Published Nov. 9
By Paul Quinlan, E&E reporter
The EPA renewed and expanded a six-year-old agreement with industry and government organizations today aimed at improving the performance of septic systems.
EPA and 16 partner organizations [including RCAP] signed a nonbinding memorandum of understanding at EPA headquarters in Washington, D.C., aimed at addressing pollution from the nation's 26 million septic systems.
About 20 percent of U.S. residences discharge 4 billion gallons of sewage daily into septic systems. Between 10 and 20 percent of those systems are not working properly at any time and may not be adequately treating sewage, EPA says.
While such pollution poses a major environmental and human health hazard, EPA says, it is a problem that is difficult to monitor or regulate.
The MOU signed today seeks to join the agency, state and local governments and industry groups in an effort to encourage proper management of septic systems. The agreement is the second three-year renewal of an MOU first signed in 2005 between EPA and eight partners.
Six new partners joined the group in 2008. And two more — the Centers for Disease Control and Prevention and NSF International, formerly known as the National Sanitation Foundation — were added today.
Preceding these agreements was a 1996 report to Congress in which EPA concluded that despite several major impediments to improving their performance, septic and other decentralized sewage systems are "an integral component of our nation's wastewater infrastructure and can protect public health and water quality if they are properly planned, sited, designed, installed and maintained."
EPA says its partnerships since have supported credentials for septic-system installers and a model performance code, training opportunities and improved curriculum consistency for installers and maintenance professionals.
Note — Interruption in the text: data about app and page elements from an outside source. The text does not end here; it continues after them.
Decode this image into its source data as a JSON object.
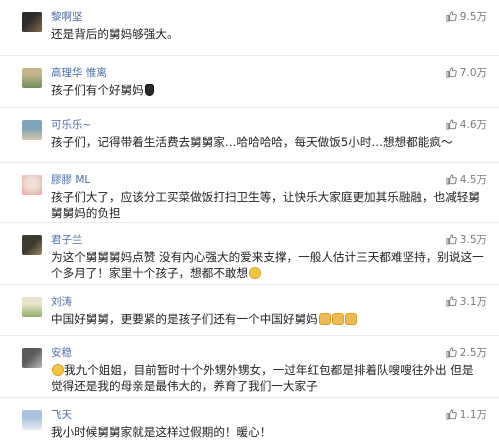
{
  "colors": {
    "username": "#4a6ea9",
    "text": "#222222",
    "likes": "#7a7a7a",
    "divider": "#ececec"
  },
  "comments": [
    {
      "username": "黎啊坚",
      "text": "还是背后的舅妈够强大。",
      "likes": "9.5万",
      "avatar_colors": [
        "#2b2b2b",
        "#8a6a4a"
      ]
    },
    {
      "username": "高理华 惟离",
      "text": "孩子们有个好舅妈",
      "likes": "7.0万",
      "avatar_colors": [
        "#6f8f5e",
        "#c8b48c"
      ]
    },
    {
      "username": "可乐乐~",
      "text": "孩子们，记得带着生活费去舅舅家…哈哈哈哈，每天做饭5小时…想想都能疯～",
      "likes": "4.6万",
      "avatar_colors": [
        "#7fa3b8",
        "#d8c9a8"
      ]
    },
    {
      "username": "膠膠 ML",
      "text": "孩子们大了，应该分工买菜做饭打扫卫生等，让快乐大家庭更加其乐融融，也减轻舅舅舅妈的负担",
      "likes": "4.5万",
      "avatar_colors": [
        "#e6a6a0",
        "#f2e0d6"
      ]
    },
    {
      "username": "君子兰",
      "text": "为这个舅舅舅妈点赞 没有内心强大的爱来支撑，一般人估计三天都难坚持，别说这一个多月了！家里十个孩子，想都不敢想",
      "likes": "3.5万",
      "avatar_colors": [
        "#3d3a2e",
        "#9c8a5a"
      ]
    },
    {
      "username": "刘涛",
      "text": "中国好舅舅，更要紧的是孩子们还有一个中国好舅妈",
      "likes": "3.1万",
      "avatar_colors": [
        "#8fae6b",
        "#e9e4c9"
      ]
    },
    {
      "username": "安稳",
      "text": "我九个姐姐，目前暂时十个外甥外甥女，一过年红包都是排着队嗖嗖往外出 但是觉得还是我的母亲是最伟大的，养育了我们一大家子",
      "likes": "2.5万",
      "avatar_colors": [
        "#5b5b5b",
        "#b9b9b9"
      ]
    },
    {
      "username": "飞天",
      "text": "我小时候舅舅家就是这样过假期的！暖心！",
      "likes": "1.1万",
      "avatar_colors": [
        "#a8c4e0",
        "#e8eef5"
      ]
    }
  ]
}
"The purpose of the renewed MOUs, first in 2008 and now again in 2011, is to continue and expand the ongoing collaborative relationships and to add organizations which focus on public health protection, product testing, and professional accreditation," EPA said in a statement. "The addition of both CDC and NSF International will enhance the partnership's access and understanding of relevant public health research, priorities, and initiatives along with state-of-the-art product certification and testing and professional accreditation."